■ WHAT IS BEING ASKED
Every line with "JSON" in it should be copied from the data.
....................
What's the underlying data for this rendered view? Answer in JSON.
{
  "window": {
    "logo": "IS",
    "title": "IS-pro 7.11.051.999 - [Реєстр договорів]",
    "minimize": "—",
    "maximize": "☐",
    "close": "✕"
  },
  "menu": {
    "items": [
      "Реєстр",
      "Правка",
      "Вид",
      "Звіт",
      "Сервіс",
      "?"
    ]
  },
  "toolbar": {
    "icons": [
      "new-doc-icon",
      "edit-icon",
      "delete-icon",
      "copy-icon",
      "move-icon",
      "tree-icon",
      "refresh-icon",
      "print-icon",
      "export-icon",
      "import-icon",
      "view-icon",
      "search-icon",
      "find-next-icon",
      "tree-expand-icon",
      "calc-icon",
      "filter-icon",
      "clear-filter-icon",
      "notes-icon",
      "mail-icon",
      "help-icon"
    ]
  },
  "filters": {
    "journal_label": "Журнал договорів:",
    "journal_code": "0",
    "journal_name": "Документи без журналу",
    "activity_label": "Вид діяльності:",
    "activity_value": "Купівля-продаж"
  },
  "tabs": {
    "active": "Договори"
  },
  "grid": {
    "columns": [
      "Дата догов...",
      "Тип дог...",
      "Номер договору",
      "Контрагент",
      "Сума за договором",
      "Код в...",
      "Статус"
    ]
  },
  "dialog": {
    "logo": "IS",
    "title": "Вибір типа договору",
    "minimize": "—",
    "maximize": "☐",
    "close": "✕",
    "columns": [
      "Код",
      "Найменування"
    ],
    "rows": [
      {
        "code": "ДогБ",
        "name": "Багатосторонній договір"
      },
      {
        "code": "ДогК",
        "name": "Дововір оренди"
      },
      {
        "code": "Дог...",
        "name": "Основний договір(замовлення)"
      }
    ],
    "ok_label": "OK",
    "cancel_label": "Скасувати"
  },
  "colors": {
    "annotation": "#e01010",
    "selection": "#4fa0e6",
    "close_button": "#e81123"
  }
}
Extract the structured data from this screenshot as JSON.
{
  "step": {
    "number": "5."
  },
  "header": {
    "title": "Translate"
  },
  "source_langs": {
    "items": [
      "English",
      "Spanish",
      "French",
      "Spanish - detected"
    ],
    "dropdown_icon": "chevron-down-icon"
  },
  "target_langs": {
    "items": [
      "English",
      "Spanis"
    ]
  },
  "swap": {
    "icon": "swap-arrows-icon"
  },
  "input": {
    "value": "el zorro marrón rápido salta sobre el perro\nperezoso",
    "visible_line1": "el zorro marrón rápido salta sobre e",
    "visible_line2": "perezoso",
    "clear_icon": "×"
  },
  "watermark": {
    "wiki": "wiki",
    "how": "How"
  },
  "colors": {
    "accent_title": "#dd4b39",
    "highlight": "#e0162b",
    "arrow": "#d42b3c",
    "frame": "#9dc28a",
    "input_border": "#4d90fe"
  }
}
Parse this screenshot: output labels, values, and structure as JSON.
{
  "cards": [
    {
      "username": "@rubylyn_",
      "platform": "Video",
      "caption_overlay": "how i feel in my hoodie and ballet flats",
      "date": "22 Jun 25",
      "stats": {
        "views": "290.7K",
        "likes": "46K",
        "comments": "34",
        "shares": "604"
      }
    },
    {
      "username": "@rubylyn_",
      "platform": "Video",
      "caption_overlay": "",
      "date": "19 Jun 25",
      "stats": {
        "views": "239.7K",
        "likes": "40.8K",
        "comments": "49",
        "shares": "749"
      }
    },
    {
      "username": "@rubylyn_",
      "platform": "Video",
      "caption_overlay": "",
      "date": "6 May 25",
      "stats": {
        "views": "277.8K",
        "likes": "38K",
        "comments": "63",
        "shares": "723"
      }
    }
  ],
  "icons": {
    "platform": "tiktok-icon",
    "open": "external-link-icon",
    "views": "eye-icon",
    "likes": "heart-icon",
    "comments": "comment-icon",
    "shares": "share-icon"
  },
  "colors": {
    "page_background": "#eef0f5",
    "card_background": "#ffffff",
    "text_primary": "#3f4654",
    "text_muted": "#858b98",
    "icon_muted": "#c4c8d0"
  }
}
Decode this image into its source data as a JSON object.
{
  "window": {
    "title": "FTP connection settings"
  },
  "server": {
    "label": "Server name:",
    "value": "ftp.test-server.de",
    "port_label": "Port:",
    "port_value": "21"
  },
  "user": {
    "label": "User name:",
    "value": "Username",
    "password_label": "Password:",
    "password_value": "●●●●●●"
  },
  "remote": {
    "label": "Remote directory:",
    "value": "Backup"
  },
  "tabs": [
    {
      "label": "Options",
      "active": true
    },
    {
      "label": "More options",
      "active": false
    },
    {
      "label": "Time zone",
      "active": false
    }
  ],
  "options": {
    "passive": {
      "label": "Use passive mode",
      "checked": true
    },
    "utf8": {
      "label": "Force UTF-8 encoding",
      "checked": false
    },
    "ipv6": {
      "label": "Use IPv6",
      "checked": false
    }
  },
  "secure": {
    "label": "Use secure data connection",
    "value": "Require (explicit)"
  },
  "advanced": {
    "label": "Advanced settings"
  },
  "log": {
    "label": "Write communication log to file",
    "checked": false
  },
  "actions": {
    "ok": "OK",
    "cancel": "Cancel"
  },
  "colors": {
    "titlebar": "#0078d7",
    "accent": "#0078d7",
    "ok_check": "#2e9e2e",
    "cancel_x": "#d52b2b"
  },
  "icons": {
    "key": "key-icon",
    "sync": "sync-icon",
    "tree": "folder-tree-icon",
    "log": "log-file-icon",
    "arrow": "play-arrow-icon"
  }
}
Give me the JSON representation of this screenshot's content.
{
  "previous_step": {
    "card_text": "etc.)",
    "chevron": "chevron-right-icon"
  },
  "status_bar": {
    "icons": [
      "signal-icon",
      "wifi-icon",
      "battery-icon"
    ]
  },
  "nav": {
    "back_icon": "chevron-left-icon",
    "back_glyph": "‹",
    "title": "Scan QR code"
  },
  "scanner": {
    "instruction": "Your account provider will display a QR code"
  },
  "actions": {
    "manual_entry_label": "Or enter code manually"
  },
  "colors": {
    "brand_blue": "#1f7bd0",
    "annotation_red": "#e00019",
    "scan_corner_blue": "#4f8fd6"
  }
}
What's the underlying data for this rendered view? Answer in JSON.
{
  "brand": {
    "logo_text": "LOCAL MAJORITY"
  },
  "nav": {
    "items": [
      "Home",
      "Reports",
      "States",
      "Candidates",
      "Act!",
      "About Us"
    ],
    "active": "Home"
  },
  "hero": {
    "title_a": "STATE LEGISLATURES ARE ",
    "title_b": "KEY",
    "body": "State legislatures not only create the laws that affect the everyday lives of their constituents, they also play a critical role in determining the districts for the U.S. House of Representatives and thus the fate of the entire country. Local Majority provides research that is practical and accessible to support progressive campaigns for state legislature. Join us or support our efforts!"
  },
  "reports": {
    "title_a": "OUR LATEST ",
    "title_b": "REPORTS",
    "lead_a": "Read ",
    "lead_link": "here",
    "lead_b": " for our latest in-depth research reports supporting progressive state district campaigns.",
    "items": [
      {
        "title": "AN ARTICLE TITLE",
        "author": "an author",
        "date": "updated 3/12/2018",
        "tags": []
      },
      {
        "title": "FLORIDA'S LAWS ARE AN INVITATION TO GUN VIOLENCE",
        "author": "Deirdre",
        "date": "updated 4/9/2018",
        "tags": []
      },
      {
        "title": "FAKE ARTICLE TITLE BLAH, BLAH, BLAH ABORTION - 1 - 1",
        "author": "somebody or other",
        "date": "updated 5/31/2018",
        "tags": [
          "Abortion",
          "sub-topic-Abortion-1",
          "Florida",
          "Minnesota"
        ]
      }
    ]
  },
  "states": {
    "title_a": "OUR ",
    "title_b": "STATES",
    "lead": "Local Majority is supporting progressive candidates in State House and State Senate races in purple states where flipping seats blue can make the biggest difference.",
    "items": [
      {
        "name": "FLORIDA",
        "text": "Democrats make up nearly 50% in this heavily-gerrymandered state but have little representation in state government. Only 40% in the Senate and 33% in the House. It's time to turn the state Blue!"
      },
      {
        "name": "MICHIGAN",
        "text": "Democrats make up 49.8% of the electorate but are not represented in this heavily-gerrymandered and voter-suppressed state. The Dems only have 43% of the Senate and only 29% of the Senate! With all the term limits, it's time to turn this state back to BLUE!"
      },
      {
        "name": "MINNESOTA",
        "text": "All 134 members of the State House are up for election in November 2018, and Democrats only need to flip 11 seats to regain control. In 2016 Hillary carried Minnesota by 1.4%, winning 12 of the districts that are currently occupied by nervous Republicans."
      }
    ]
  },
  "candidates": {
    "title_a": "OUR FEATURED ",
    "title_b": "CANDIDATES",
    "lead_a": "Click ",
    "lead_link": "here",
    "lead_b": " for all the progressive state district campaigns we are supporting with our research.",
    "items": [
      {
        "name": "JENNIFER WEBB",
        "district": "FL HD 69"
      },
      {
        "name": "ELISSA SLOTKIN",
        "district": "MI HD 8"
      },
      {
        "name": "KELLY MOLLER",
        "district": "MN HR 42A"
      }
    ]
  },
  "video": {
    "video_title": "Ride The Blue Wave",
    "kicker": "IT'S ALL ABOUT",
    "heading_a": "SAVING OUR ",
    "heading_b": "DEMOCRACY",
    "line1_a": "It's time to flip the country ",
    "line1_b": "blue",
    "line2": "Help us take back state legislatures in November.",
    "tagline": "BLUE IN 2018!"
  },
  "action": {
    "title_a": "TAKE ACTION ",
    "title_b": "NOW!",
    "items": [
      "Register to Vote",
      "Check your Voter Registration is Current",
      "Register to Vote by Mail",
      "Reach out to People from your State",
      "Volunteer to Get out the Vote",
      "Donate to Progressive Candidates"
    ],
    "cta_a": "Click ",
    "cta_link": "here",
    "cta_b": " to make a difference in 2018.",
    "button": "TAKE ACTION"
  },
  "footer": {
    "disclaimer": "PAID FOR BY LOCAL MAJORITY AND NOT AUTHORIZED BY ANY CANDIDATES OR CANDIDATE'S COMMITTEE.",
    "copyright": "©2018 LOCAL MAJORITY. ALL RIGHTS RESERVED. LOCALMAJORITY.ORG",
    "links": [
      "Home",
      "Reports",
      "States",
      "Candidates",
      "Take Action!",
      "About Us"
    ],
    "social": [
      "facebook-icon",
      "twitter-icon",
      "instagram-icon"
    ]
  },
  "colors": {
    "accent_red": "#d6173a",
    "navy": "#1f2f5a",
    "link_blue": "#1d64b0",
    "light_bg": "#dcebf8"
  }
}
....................
■ RESPONSE TO THIS TASK
What's the underlying data for this rendered view? Answer in JSON.
Extract the structured data from this screenshot as JSON.
Parse this screenshot: output labels, values, and structure as JSON.
Decode this image into its source data as a JSON object.
Give me the JSON representation of this screenshot's content.
What's the underlying data for this rendered view? Answer in JSON.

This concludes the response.